— Task statement —
Your answer should repeat every line of the records below in which the word "interment" appears.

(Source records)
::::::
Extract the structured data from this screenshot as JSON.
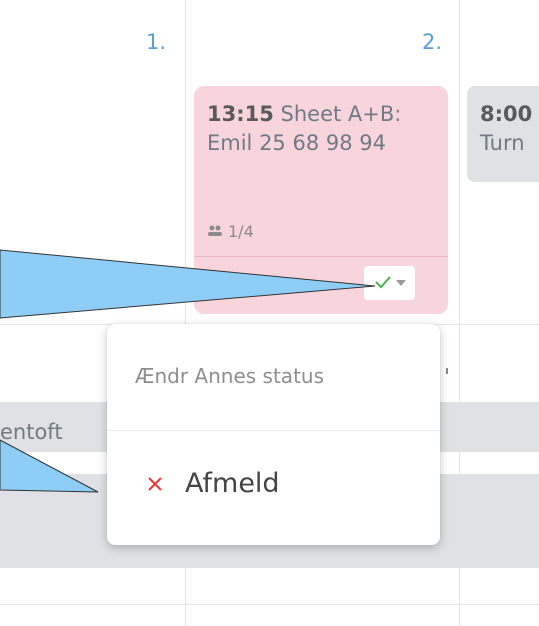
{
  "calendar": {
    "day_numbers": [
      "1.",
      "2."
    ],
    "events": [
      {
        "time": "13:15",
        "title": "Sheet A+B: Emil 25 68 98 94",
        "participants": "1/4",
        "color": "#f8d5dc"
      },
      {
        "time": "8:00",
        "title": "Turn",
        "color": "#dfe1e4"
      }
    ],
    "row_text": "entoft"
  },
  "status_button": {
    "icon": "check-icon",
    "check_color": "#4caf50"
  },
  "dropdown": {
    "header": "Ændr Annes status",
    "items": [
      {
        "label": "Afmeld",
        "icon": "close-icon",
        "icon_color": "#e53935"
      }
    ]
  },
  "callouts": {
    "color": "#8ecdf5"
  }
}
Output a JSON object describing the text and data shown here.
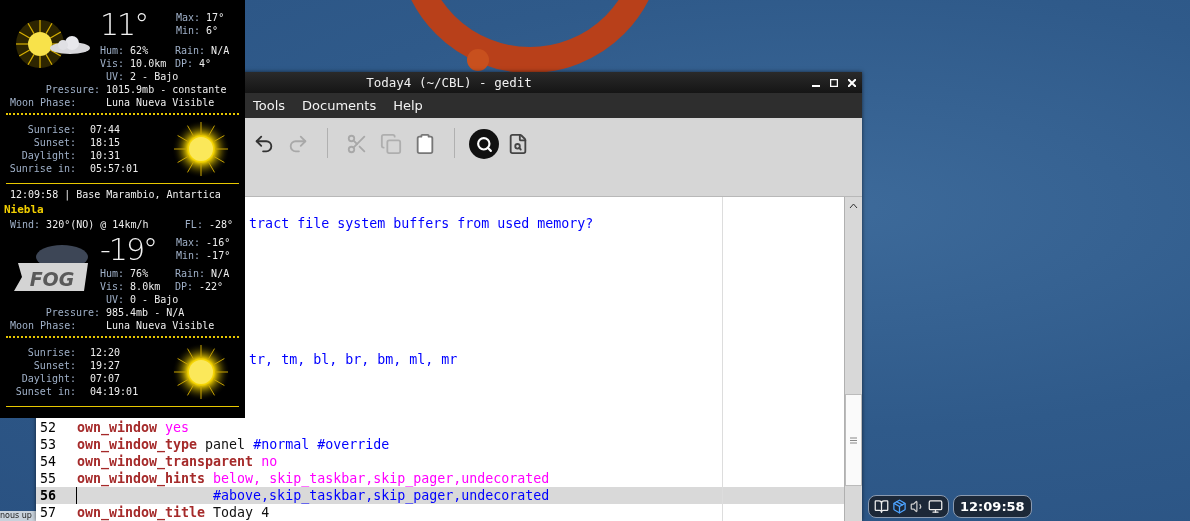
{
  "conky": {
    "blocks": [
      {
        "kind": "sun-cloud",
        "temp": "11°",
        "max": {
          "label": "Max:",
          "value": "17°"
        },
        "min": {
          "label": "Min:",
          "value": "6°"
        },
        "hum": {
          "label": "Hum:",
          "value": "62%"
        },
        "rain": {
          "label": "Rain:",
          "value": "N/A"
        },
        "vis": {
          "label": "Vis:",
          "value": "10.0km"
        },
        "dp": {
          "label": "DP:",
          "value": "4°"
        },
        "uv": {
          "label": "UV:",
          "value": "2 - Bajo"
        },
        "pressure": {
          "label": "Pressure:",
          "value": "1015.9mb - constante"
        },
        "moon": {
          "label": "Moon Phase:",
          "value": "Luna Nueva Visible"
        },
        "sun": [
          {
            "label": "Sunrise:",
            "value": "07:44"
          },
          {
            "label": "Sunset:",
            "value": "18:15"
          },
          {
            "label": "Daylight:",
            "value": "10:31"
          },
          {
            "label": "Sunrise in:",
            "value": "05:57:01"
          }
        ]
      },
      {
        "kind": "fog",
        "header": "12:09:58 | Base Marambio, Antartica",
        "condition": "Niebla",
        "wind": {
          "label": "Wind:",
          "value": "320°(NO) @ 14km/h"
        },
        "feels": {
          "label": "FL:",
          "value": "-28°"
        },
        "icon_label": "FOG",
        "temp": "-19°",
        "max": {
          "label": "Max:",
          "value": "-16°"
        },
        "min": {
          "label": "Min:",
          "value": "-17°"
        },
        "hum": {
          "label": "Hum:",
          "value": "76%"
        },
        "rain": {
          "label": "Rain:",
          "value": "N/A"
        },
        "vis": {
          "label": "Vis:",
          "value": "8.0km"
        },
        "dp": {
          "label": "DP:",
          "value": "-22°"
        },
        "uv": {
          "label": "UV:",
          "value": "0 - Bajo"
        },
        "pressure": {
          "label": "Pressure:",
          "value": "985.4mb - N/A"
        },
        "moon": {
          "label": "Moon Phase:",
          "value": "Luna Nueva Visible"
        },
        "sun": [
          {
            "label": "Sunrise:",
            "value": "12:20"
          },
          {
            "label": "Sunset:",
            "value": "19:27"
          },
          {
            "label": "Daylight:",
            "value": "07:07"
          },
          {
            "label": "Sunset in:",
            "value": "04:19:01"
          }
        ]
      }
    ]
  },
  "gedit": {
    "title": "Today4 (~/CBL) - gedit",
    "menu": [
      "Tools",
      "Documents",
      "Help"
    ],
    "toolbar": [
      {
        "kind": "undo",
        "disabled": false
      },
      {
        "kind": "redo",
        "disabled": true
      },
      {
        "kind": "separator"
      },
      {
        "kind": "cut",
        "disabled": true
      },
      {
        "kind": "copy",
        "disabled": true
      },
      {
        "kind": "paste",
        "disabled": false
      },
      {
        "kind": "separator"
      },
      {
        "kind": "find",
        "disabled": false
      },
      {
        "kind": "replace",
        "disabled": false
      }
    ],
    "lines": [
      {
        "kind": "covered",
        "segments": [
          {
            "text": "tract file system buffers from used memory?",
            "kind": "comment"
          }
        ]
      },
      {
        "kind": "blank"
      },
      {
        "kind": "blank"
      },
      {
        "kind": "blank"
      },
      {
        "kind": "blank"
      },
      {
        "kind": "blank"
      },
      {
        "kind": "blank"
      },
      {
        "kind": "blank"
      },
      {
        "kind": "covered",
        "segments": [
          {
            "text": "tr, tm, bl, br, bm, ml, mr",
            "kind": "comment"
          }
        ]
      },
      {
        "kind": "blank"
      },
      {
        "kind": "blank"
      },
      {
        "kind": "blank"
      },
      {
        "kind": "numbered",
        "number": "52",
        "current": false,
        "segments": [
          {
            "text": "own_window",
            "kind": "keyword"
          },
          {
            "text": "yes",
            "kind": "value"
          }
        ]
      },
      {
        "kind": "numbered",
        "number": "53",
        "current": false,
        "segments": [
          {
            "text": "own_window_type",
            "kind": "keyword"
          },
          {
            "text": "panel",
            "kind": "plain"
          },
          {
            "text": "#normal #override",
            "kind": "comment"
          }
        ]
      },
      {
        "kind": "numbered",
        "number": "54",
        "current": false,
        "segments": [
          {
            "text": "own_window_transparent",
            "kind": "keyword"
          },
          {
            "text": "no",
            "kind": "value"
          }
        ]
      },
      {
        "kind": "numbered",
        "number": "55",
        "current": false,
        "segments": [
          {
            "text": "own_window_hints",
            "kind": "keyword"
          },
          {
            "text": "below, skip_taskbar,skip_pager,undecorated",
            "kind": "value"
          }
        ]
      },
      {
        "kind": "continuation",
        "number": "56",
        "current": true,
        "segments": [
          {
            "text": "#above,skip_taskbar,skip_pager,undecorated",
            "kind": "comment"
          }
        ]
      },
      {
        "kind": "numbered",
        "number": "57",
        "current": false,
        "segments": [
          {
            "text": "own_window_title",
            "kind": "keyword"
          },
          {
            "text": "Today 4",
            "kind": "plain"
          }
        ]
      }
    ]
  },
  "taskbar_item": "nous up",
  "tray": {
    "clock": "12:09:58"
  }
}
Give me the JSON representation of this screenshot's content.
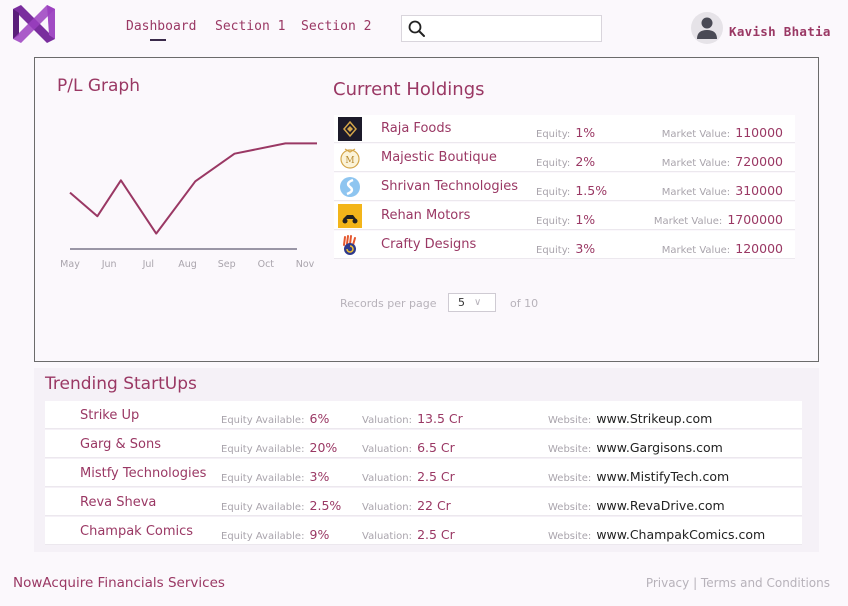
{
  "header": {
    "nav": [
      {
        "label": "Dashboard"
      },
      {
        "label": "Section 1"
      },
      {
        "label": "Section 2"
      }
    ],
    "search": {
      "placeholder": ""
    },
    "user": {
      "name": "Kavish Bhatia"
    }
  },
  "pl_graph": {
    "title": "P/L Graph"
  },
  "chart_data": {
    "type": "line",
    "title": "P/L Graph",
    "categories": [
      "May",
      "Jun",
      "Jul",
      "Aug",
      "Sep",
      "Oct",
      "Nov"
    ],
    "x_tick_labels": [
      "May",
      "Jun",
      "Jul",
      "Aug",
      "Sep",
      "Oct",
      "Nov"
    ],
    "series": [
      {
        "color": "#9a3864",
        "points": [
          {
            "x": 0.0,
            "y": 55
          },
          {
            "x": 0.7,
            "y": 32
          },
          {
            "x": 1.3,
            "y": 67
          },
          {
            "x": 2.2,
            "y": 15
          },
          {
            "x": 3.2,
            "y": 66
          },
          {
            "x": 4.2,
            "y": 93
          },
          {
            "x": 5.5,
            "y": 103
          },
          {
            "x": 6.7,
            "y": 103
          }
        ]
      }
    ],
    "ylim": [
      0,
      120
    ],
    "grid": false,
    "xlabel": "",
    "ylabel": ""
  },
  "holdings": {
    "title": "Current Holdings",
    "equity_label": "Equity:",
    "market_value_label": "Market Value:",
    "rows": [
      {
        "name": "Raja Foods",
        "equity": "1%",
        "market_value": "110000",
        "logo_icon": "diamond-crown-icon"
      },
      {
        "name": "Majestic Boutique",
        "equity": "2%",
        "market_value": "720000",
        "logo_icon": "m-crest-icon"
      },
      {
        "name": "Shrivan Technologies",
        "equity": "1.5%",
        "market_value": "310000",
        "logo_icon": "blue-swirl-icon"
      },
      {
        "name": "Rehan Motors",
        "equity": "1%",
        "market_value": "1700000",
        "logo_icon": "scooter-icon"
      },
      {
        "name": "Crafty Designs",
        "equity": "3%",
        "market_value": "120000",
        "logo_icon": "hand-swirl-icon"
      }
    ],
    "pagination": {
      "records_label": "Records per page",
      "per_page": "5",
      "of_label": "of 10"
    }
  },
  "trending": {
    "title": "Trending StartUps",
    "equity_label": "Equity Available:",
    "valuation_label": "Valuation:",
    "website_label": "Website:",
    "rows": [
      {
        "name": "Strike Up",
        "equity": "6%",
        "valuation": "13.5 Cr",
        "website": "www.Strikeup.com"
      },
      {
        "name": "Garg & Sons",
        "equity": "20%",
        "valuation": "6.5 Cr",
        "website": "www.Gargisons.com"
      },
      {
        "name": "Mistfy Technologies",
        "equity": "3%",
        "valuation": "2.5 Cr",
        "website": "www.MistifyTech.com"
      },
      {
        "name": "Reva Sheva",
        "equity": "2.5%",
        "valuation": "22 Cr",
        "website": "www.RevaDrive.com"
      },
      {
        "name": "Champak Comics",
        "equity": "9%",
        "valuation": "2.5 Cr",
        "website": "www.ChampakComics.com"
      }
    ]
  },
  "footer": {
    "brand": "NowAcquire Financials Services",
    "links": "Privacy | Terms and Conditions"
  },
  "colors": {
    "accent": "#9a3864",
    "logo_purple": "#7a2e9e",
    "background": "#fbf8fc"
  }
}
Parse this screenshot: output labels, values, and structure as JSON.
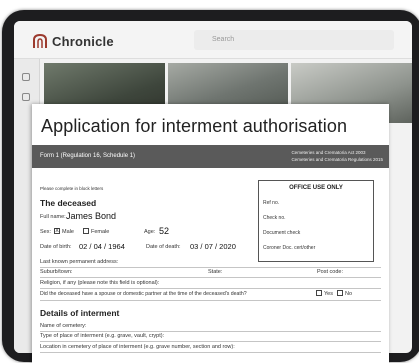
{
  "app": {
    "brand": "Chronicle",
    "search_placeholder": "Search"
  },
  "form": {
    "title": "Application for interment authorisation",
    "banner_left": "Form 1 (Regulation 16, Schedule 1)",
    "banner_right_line1": "Cemeteries and Crematoria Act 2003",
    "banner_right_line2": "Cemeteries and Crematoria Regulations 2015",
    "note": "Please complete in block letters",
    "office": {
      "title": "OFFICE USE ONLY",
      "rows": [
        "Ref no.",
        "Check no.",
        "Document check",
        "Coroner Doc. cert/other"
      ]
    },
    "deceased": {
      "heading": "The deceased",
      "full_name_label": "Full name:",
      "full_name": "James Bond",
      "sex_label": "Sex:",
      "male_label": "Male",
      "male_checked": "X",
      "female_label": "Female",
      "age_label": "Age:",
      "age": "52",
      "dob_label": "Date of birth:",
      "dob": "02 / 04 / 1964",
      "dod_label": "Date of death:",
      "dod": "03 / 07 / 2020",
      "address_label": "Last known permanent address:",
      "suburb_label": "Suburb/town:",
      "state_label": "State:",
      "postcode_label": "Post code:",
      "religion_label": "Religion, if any (please note this field is optional):",
      "spouse_question": "Did the deceased have a spouse or domestic partner at the time of the deceased's death?",
      "yes_label": "Yes",
      "no_label": "No"
    },
    "interment": {
      "heading": "Details of interment",
      "cemetery_label": "Name of cemetery:",
      "type_label": "Type of place of interment (e.g. grave, vault, crypt):",
      "location_label": "Location in cemetery of place of interment (e.g. grave number, section and row):"
    }
  }
}
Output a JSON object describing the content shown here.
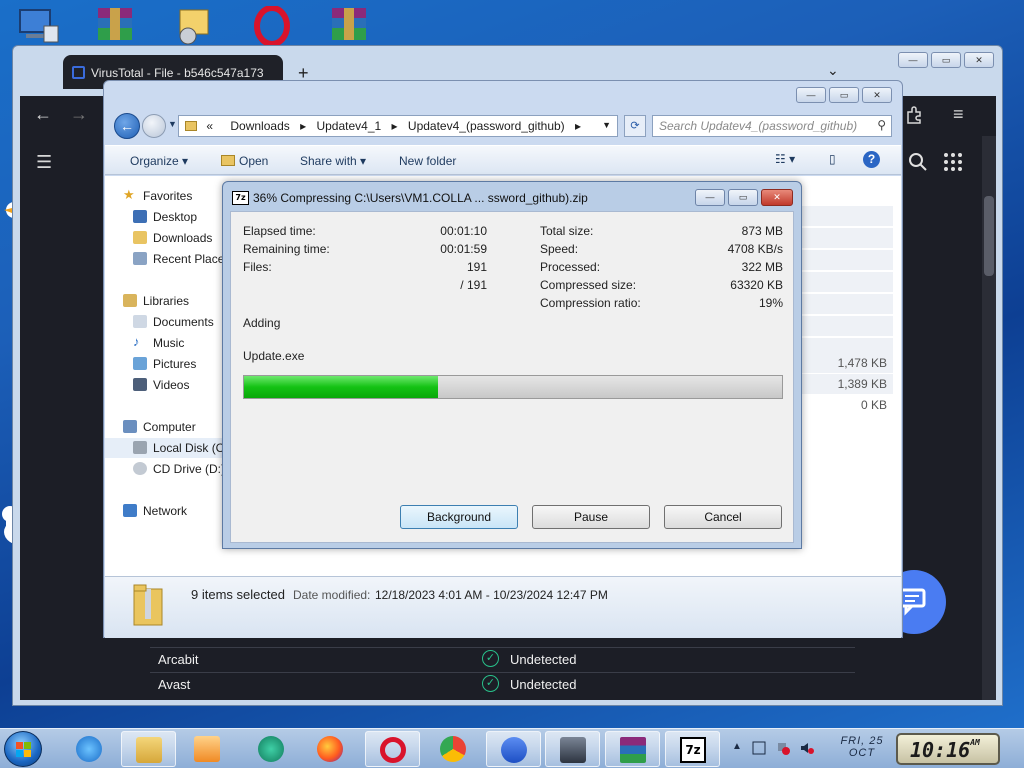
{
  "browser": {
    "tab_title": "VirusTotal - File - b546c547a173",
    "new_tab": "+",
    "tabs_menu": "⌄",
    "rows": [
      {
        "engine": "Arcabit",
        "result": "Undetected"
      },
      {
        "engine": "Avast",
        "result": "Undetected"
      }
    ]
  },
  "explorer": {
    "breadcrumb_prefix": "«",
    "breadcrumb": [
      "Downloads",
      "Updatev4_1",
      "Updatev4_(password_github)"
    ],
    "search_placeholder": "Search Updatev4_(password_github)",
    "toolbar": {
      "organize": "Organize",
      "open": "Open",
      "share_with": "Share with",
      "new_folder": "New folder"
    },
    "nav": {
      "favorites": "Favorites",
      "desktop": "Desktop",
      "downloads": "Downloads",
      "recent": "Recent Places",
      "libraries": "Libraries",
      "documents": "Documents",
      "music": "Music",
      "pictures": "Pictures",
      "videos": "Videos",
      "computer": "Computer",
      "local_disk": "Local Disk (C:)",
      "cd_drive": "CD Drive (D:)",
      "network": "Network"
    },
    "sizes": [
      "1,478 KB",
      "1,389 KB",
      "0 KB"
    ],
    "status": {
      "selected": "9 items selected",
      "date_label": "Date modified:",
      "date_value": "12/18/2023 4:01 AM - 10/23/2024 12:47 PM"
    }
  },
  "dialog": {
    "icon_text": "7z",
    "title": "36% Compressing C:\\Users\\VM1.COLLA ... ssword_github).zip",
    "progress_percent": 36,
    "left_stats": [
      {
        "label": "Elapsed time:",
        "value": "00:01:10"
      },
      {
        "label": "Remaining time:",
        "value": "00:01:59"
      },
      {
        "label": "Files:",
        "value": "191"
      },
      {
        "label": "",
        "value": "/ 191"
      }
    ],
    "right_stats": [
      {
        "label": "Total size:",
        "value": "873 MB"
      },
      {
        "label": "Speed:",
        "value": "4708 KB/s"
      },
      {
        "label": "Processed:",
        "value": "322 MB"
      },
      {
        "label": "Compressed size:",
        "value": "63320 KB"
      },
      {
        "label": "Compression ratio:",
        "value": "19%"
      }
    ],
    "action": "Adding",
    "current_file": "Update.exe",
    "buttons": {
      "background": "Background",
      "pause": "Pause",
      "cancel": "Cancel"
    }
  },
  "taskbar": {
    "date_line1": "FRI, 25",
    "date_line2": "OCT",
    "time": "10:16",
    "ampm": "AM",
    "tray_7z": "7z"
  },
  "colors": {
    "progress_green": "#14c214",
    "vt_background": "#1c1e26",
    "vt_check": "#28c08a",
    "chat_button": "#4a7cf2"
  }
}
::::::
— Result for this task —
    "title": "Application for interment authorisation",
    "interment": {
      "heading": "Details of interment",
      "type_label": "Type of place of interment (e.g. grave, vault, crypt):",
      "location_label": "Location in cemetery of place of interment (e.g. grave number, section and row):"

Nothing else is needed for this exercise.